═══ Data supplied ═══

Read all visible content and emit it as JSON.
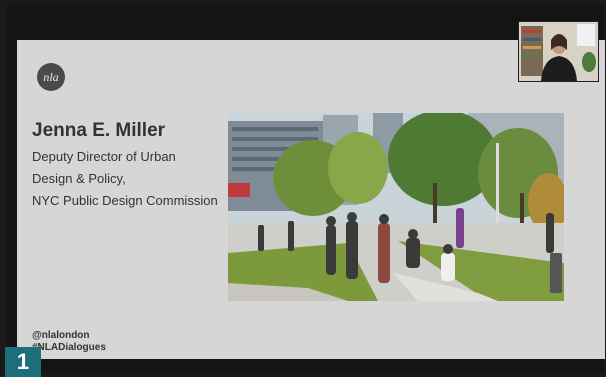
{
  "slide": {
    "logo_text": "nla",
    "speaker_name": "Jenna E. Miller",
    "role_lines": [
      "Deputy Director of Urban",
      "Design & Policy,",
      "NYC Public Design Commission"
    ],
    "handles": [
      "@nlalondon",
      "#NLADialogues"
    ],
    "photo_icon": "plaza-photo"
  },
  "video": {
    "participant_icon": "participant-video-tile"
  },
  "overlay": {
    "badge_number": "1",
    "badge_color": "#1c6f7a"
  }
}
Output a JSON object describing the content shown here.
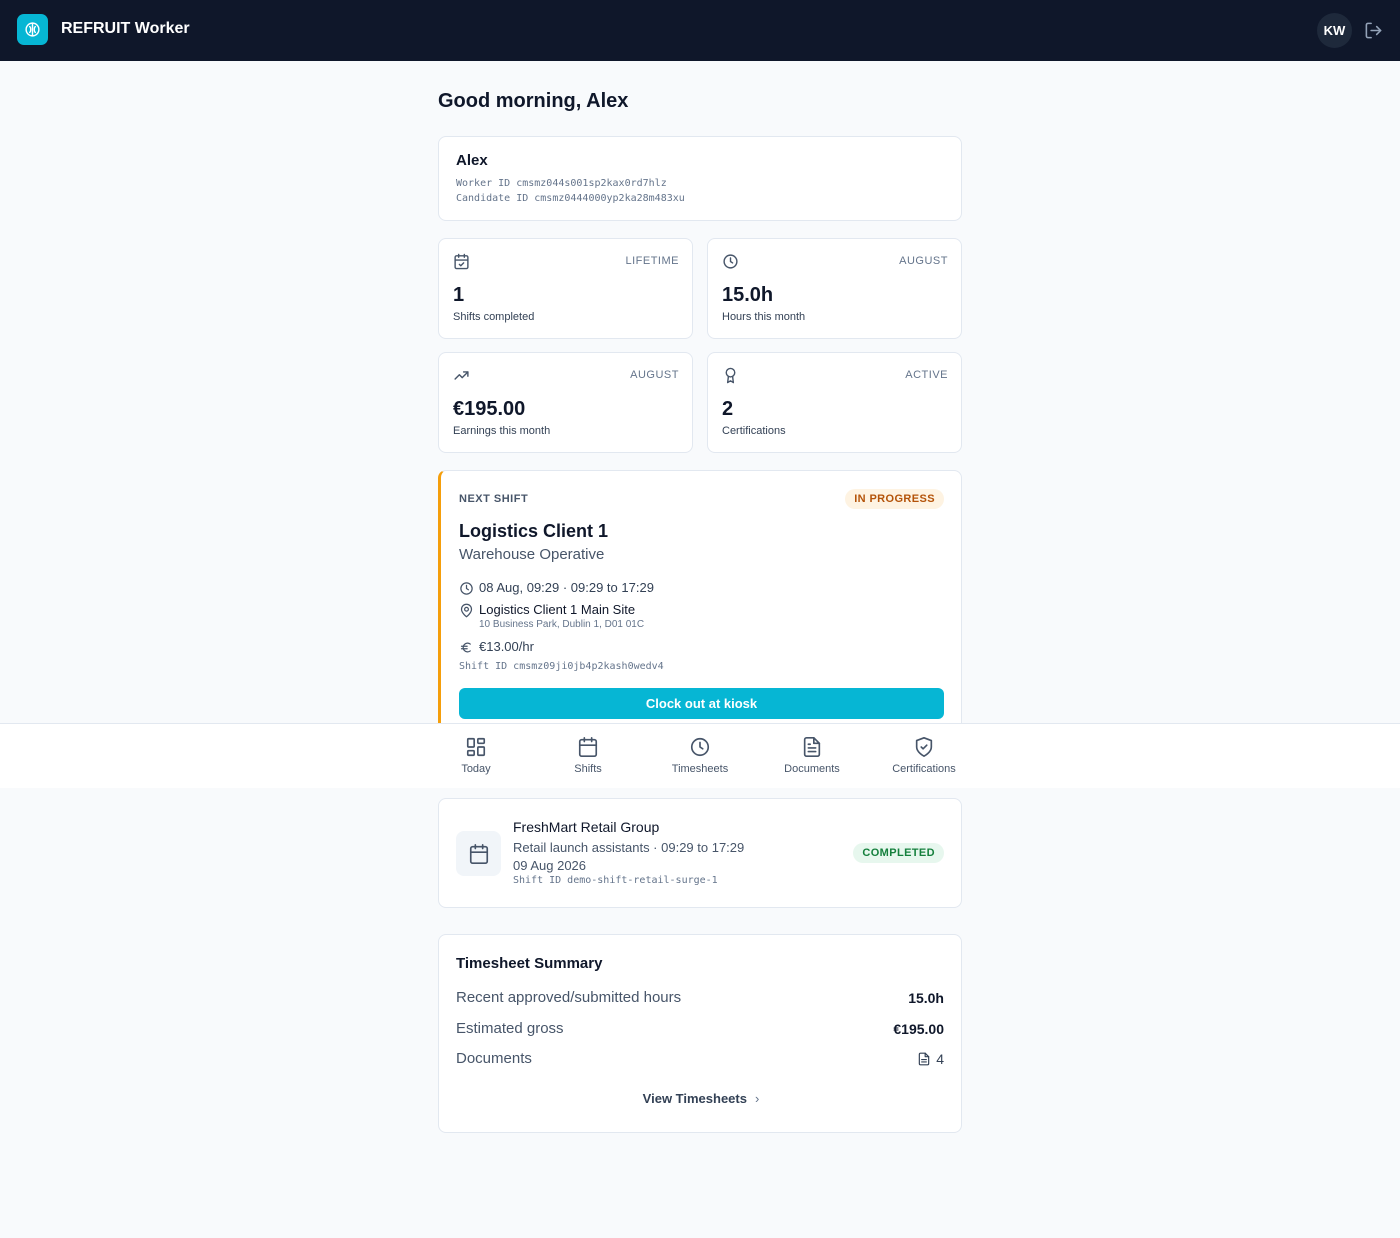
{
  "header": {
    "app_name": "REFRUIT Worker",
    "avatar_initials": "KW"
  },
  "greeting": "Good morning, Alex",
  "profile": {
    "name": "Alex",
    "worker_id": "Worker ID cmsmz044s001sp2kax0rd7hlz",
    "candidate_id": "Candidate ID cmsmz0444000yp2ka28m483xu"
  },
  "stats": [
    {
      "icon": "calendar-check-icon",
      "period": "LIFETIME",
      "value": "1",
      "label": "Shifts completed"
    },
    {
      "icon": "clock-icon",
      "period": "AUGUST",
      "value": "15.0h",
      "label": "Hours this month"
    },
    {
      "icon": "trending-up-icon",
      "period": "AUGUST",
      "value": "€195.00",
      "label": "Earnings this month"
    },
    {
      "icon": "award-icon",
      "period": "ACTIVE",
      "value": "2",
      "label": "Certifications"
    }
  ],
  "next_shift": {
    "eyebrow": "NEXT SHIFT",
    "status": "IN PROGRESS",
    "client": "Logistics Client 1",
    "role": "Warehouse Operative",
    "time": "08 Aug, 09:29 · 09:29 to 17:29",
    "site": "Logistics Client 1 Main Site",
    "address": "10 Business Park, Dublin 1, D01 01C",
    "rate": "€13.00/hr",
    "shift_id": "Shift ID cmsmz09ji0jb4p2kash0wedv4",
    "action": "Clock out at kiosk"
  },
  "nav": [
    {
      "label": "Today",
      "icon": "grid-icon"
    },
    {
      "label": "Shifts",
      "icon": "calendar-icon"
    },
    {
      "label": "Timesheets",
      "icon": "clock-icon"
    },
    {
      "label": "Documents",
      "icon": "document-icon"
    },
    {
      "label": "Certifications",
      "icon": "shield-check-icon"
    }
  ],
  "past_shift": {
    "client": "FreshMart Retail Group",
    "line": "Retail launch assistants · 09:29 to 17:29",
    "date": "09 Aug 2026",
    "shift_id": "Shift ID demo-shift-retail-surge-1",
    "status": "COMPLETED"
  },
  "timesheet_summary": {
    "title": "Timesheet Summary",
    "rows": [
      {
        "label": "Recent approved/submitted hours",
        "value": "15.0h"
      },
      {
        "label": "Estimated gross",
        "value": "€195.00"
      },
      {
        "label": "Documents",
        "value": "4"
      }
    ],
    "link": "View Timesheets"
  },
  "colors": {
    "topbar": "#0f172a",
    "accent": "#06b6d4",
    "in_progress_border": "#f59e0b",
    "completed": "#15803d"
  }
}
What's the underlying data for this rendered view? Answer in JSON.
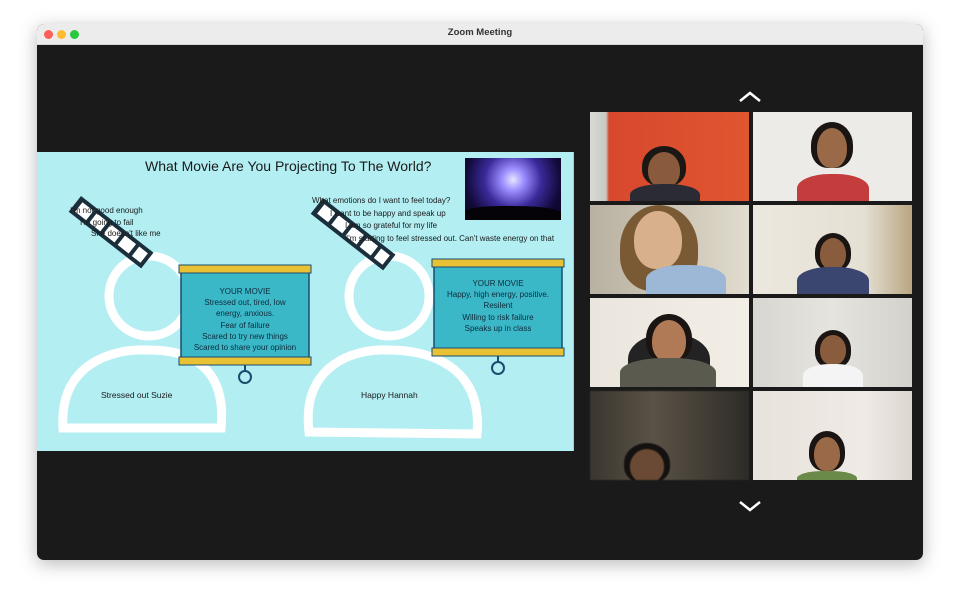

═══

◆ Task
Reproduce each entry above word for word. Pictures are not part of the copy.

◆ Answer to this problem
Read all visible content and emit it as JSON.
{
  "slide": {
    "logo_text": "nla",
    "speaker_name": "Jenna E. Miller",
    "role_lines": [
      "Deputy Director of Urban",
      "Design & Policy,",
      "NYC Public Design Commission"
    ],
    "handles": [
      "@nlalondon",
      "#NLADialogues"
    ],
    "photo_icon": "plaza-photo"
  },
  "video": {
    "participant_icon": "participant-video-tile"
  },
  "overlay": {
    "badge_number": "1",
    "badge_color": "#1c6f7a"
  }
}
Output a JSON object describing the content shown here.
{
  "header": {
    "app_name": "REFRUIT Worker",
    "avatar_initials": "KW"
  },
  "greeting": "Good morning, Alex",
  "profile": {
    "name": "Alex",
    "worker_id": "Worker ID cmsmz044s001sp2kax0rd7hlz",
    "candidate_id": "Candidate ID cmsmz0444000yp2ka28m483xu"
  },
  "stats": [
    {
      "icon": "calendar-check-icon",
      "period": "LIFETIME",
      "value": "1",
      "label": "Shifts completed"
    },
    {
      "icon": "clock-icon",
      "period": "AUGUST",
      "value": "15.0h",
      "label": "Hours this month"
    },
    {
      "icon": "trending-up-icon",
      "period": "AUGUST",
      "value": "€195.00",
      "label": "Earnings this month"
    },
    {
      "icon": "award-icon",
      "period": "ACTIVE",
      "value": "2",
      "label": "Certifications"
    }
  ],
  "next_shift": {
    "eyebrow": "NEXT SHIFT",
    "status": "IN PROGRESS",
    "client": "Logistics Client 1",
    "role": "Warehouse Operative",
    "time": "08 Aug, 09:29 · 09:29 to 17:29",
    "site": "Logistics Client 1 Main Site",
    "address": "10 Business Park, Dublin 1, D01 01C",
    "rate": "€13.00/hr",
    "shift_id": "Shift ID cmsmz09ji0jb4p2kash0wedv4",
    "action": "Clock out at kiosk"
  },
  "nav": [
    {
      "label": "Today",
      "icon": "grid-icon"
    },
    {
      "label": "Shifts",
      "icon": "calendar-icon"
    },
    {
      "label": "Timesheets",
      "icon": "clock-icon"
    },
    {
      "label": "Documents",
      "icon": "document-icon"
    },
    {
      "label": "Certifications",
      "icon": "shield-check-icon"
    }
  ],
  "past_shift": {
    "client": "FreshMart Retail Group",
    "line": "Retail launch assistants · 09:29 to 17:29",
    "date": "09 Aug 2026",
    "shift_id": "Shift ID demo-shift-retail-surge-1",
    "status": "COMPLETED"
  },
  "timesheet_summary": {
    "title": "Timesheet Summary",
    "rows": [
      {
        "label": "Recent approved/submitted hours",
        "value": "15.0h"
      },
      {
        "label": "Estimated gross",
        "value": "€195.00"
      },
      {
        "label": "Documents",
        "value": "4"
      }
    ],
    "link": "View Timesheets"
  },
  "colors": {
    "topbar": "#0f172a",
    "accent": "#06b6d4",
    "in_progress_border": "#f59e0b",
    "completed": "#15803d"
  }
}
What's the underlying data for this rendered view? Answer in JSON.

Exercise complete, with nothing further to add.